Directions for this task:
Note how many lines in the entries contain the string "fined", then give that number and nothing else.

[Items listed in a dataset]
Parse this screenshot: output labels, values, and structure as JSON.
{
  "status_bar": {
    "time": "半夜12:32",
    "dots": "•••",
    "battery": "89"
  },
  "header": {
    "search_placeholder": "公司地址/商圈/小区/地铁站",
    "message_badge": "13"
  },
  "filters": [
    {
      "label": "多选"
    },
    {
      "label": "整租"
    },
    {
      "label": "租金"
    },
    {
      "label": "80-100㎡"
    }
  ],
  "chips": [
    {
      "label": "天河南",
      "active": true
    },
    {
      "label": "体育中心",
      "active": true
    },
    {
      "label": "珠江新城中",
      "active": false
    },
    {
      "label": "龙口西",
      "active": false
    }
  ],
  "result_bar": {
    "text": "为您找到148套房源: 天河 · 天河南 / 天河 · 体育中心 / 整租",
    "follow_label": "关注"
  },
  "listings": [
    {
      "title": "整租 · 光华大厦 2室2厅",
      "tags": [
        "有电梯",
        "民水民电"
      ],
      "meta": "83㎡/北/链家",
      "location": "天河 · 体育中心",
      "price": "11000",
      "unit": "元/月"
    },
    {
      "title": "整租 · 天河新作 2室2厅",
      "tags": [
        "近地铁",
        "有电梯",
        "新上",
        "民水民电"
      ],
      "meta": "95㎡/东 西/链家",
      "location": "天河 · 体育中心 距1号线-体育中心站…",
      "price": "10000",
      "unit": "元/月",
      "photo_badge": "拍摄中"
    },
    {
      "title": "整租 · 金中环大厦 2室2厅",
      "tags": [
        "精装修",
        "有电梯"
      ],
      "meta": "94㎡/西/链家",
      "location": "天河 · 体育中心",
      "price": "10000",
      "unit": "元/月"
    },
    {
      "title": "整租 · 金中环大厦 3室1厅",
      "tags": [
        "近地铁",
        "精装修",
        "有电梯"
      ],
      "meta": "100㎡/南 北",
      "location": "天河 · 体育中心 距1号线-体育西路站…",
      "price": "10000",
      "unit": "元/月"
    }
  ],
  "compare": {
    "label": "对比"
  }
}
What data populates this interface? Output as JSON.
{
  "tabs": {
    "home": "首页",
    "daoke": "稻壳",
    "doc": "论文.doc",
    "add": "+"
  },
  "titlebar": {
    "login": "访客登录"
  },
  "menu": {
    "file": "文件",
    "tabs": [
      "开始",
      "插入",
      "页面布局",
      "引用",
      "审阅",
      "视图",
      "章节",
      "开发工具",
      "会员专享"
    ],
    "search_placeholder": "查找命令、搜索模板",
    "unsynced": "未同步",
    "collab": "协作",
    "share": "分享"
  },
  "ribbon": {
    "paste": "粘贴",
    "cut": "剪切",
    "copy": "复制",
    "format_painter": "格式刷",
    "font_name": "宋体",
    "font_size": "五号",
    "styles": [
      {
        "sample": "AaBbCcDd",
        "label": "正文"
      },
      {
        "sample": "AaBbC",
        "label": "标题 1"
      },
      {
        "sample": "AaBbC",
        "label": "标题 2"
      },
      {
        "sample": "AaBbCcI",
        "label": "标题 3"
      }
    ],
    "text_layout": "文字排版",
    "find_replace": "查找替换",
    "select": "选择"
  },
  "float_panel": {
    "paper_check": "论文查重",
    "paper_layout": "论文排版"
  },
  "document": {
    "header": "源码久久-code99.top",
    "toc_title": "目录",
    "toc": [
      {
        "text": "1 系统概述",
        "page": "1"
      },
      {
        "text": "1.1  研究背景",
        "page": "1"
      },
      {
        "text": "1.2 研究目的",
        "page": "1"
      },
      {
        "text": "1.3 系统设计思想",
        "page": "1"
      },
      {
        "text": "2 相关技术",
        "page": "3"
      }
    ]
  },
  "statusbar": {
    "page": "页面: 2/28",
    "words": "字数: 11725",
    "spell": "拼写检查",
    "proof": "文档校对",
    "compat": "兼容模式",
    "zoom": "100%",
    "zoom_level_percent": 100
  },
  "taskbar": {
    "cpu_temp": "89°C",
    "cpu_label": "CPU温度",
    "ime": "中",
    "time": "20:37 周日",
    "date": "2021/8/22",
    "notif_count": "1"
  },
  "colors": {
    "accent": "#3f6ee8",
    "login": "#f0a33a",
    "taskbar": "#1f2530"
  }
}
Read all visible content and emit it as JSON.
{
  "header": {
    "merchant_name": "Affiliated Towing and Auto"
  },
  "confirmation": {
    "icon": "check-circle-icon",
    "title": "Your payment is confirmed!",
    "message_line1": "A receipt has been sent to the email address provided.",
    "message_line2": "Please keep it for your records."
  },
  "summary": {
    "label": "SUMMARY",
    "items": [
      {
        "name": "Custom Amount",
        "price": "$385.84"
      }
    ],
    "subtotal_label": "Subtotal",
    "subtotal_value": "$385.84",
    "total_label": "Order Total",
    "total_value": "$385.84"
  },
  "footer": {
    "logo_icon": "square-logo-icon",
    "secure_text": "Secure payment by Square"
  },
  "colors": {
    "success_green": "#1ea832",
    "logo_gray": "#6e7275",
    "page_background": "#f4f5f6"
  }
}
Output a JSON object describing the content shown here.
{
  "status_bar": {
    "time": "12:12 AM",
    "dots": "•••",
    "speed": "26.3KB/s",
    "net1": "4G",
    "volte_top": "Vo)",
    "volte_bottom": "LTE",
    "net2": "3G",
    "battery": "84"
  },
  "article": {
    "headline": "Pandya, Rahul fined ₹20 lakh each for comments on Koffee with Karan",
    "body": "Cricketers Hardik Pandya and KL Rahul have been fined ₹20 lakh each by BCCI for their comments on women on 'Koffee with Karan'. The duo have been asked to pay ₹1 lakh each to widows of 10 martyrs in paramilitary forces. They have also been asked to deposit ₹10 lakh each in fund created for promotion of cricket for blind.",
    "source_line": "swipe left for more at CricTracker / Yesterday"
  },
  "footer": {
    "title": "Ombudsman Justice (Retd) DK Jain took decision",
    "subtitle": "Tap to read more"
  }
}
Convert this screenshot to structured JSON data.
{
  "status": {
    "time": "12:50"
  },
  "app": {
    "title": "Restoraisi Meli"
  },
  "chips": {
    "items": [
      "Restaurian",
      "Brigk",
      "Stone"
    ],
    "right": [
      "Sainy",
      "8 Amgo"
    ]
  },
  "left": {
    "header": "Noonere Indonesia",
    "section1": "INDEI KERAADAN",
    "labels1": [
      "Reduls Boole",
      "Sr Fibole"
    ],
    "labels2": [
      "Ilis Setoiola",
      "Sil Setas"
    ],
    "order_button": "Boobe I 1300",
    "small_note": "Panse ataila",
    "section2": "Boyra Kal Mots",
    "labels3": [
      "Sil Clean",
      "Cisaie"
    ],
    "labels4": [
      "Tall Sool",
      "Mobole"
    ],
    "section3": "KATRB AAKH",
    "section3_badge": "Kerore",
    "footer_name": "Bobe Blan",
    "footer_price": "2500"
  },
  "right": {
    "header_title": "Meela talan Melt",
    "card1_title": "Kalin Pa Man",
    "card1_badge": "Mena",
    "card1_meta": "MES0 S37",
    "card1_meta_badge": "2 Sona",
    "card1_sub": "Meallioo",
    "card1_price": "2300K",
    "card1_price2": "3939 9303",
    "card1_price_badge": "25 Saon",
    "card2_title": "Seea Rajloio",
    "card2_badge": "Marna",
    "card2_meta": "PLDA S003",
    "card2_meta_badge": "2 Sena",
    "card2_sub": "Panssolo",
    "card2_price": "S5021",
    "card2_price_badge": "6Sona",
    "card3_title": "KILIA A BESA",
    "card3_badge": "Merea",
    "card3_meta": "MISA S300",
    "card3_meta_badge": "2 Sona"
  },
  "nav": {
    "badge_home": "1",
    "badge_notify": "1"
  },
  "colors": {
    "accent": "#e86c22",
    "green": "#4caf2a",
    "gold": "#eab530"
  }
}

Solution:
2